What the exercise asks
Consider the data that follows and state how many lines contain the string "title", using the number alone.

Available records
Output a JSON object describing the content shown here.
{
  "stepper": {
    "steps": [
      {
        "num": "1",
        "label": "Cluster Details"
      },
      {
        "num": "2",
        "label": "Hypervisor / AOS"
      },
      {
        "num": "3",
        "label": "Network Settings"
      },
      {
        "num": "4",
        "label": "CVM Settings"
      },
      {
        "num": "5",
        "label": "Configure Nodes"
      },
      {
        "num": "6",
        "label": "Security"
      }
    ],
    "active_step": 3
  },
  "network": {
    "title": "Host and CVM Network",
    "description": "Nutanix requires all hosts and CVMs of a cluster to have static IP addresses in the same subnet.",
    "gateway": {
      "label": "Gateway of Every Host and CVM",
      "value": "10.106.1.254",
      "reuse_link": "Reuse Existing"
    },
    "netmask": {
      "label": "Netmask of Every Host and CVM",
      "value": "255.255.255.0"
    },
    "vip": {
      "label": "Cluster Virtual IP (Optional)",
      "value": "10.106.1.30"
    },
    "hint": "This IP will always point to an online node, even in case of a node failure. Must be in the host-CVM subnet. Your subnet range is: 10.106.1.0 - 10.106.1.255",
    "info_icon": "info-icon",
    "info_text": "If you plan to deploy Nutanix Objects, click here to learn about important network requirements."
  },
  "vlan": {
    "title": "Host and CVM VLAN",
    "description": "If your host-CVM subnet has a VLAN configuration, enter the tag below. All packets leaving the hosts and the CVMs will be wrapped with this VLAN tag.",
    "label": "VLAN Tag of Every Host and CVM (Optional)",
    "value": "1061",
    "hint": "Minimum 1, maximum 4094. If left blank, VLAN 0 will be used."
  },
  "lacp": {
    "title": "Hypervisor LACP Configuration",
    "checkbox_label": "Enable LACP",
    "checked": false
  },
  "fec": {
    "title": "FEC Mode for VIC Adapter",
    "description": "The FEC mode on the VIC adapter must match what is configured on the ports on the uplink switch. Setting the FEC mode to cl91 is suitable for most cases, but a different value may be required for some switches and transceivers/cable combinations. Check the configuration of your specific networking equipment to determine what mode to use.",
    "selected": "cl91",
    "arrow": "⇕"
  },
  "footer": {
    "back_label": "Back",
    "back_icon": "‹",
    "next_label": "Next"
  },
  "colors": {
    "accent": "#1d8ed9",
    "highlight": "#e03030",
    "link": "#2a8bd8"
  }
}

Task solution
4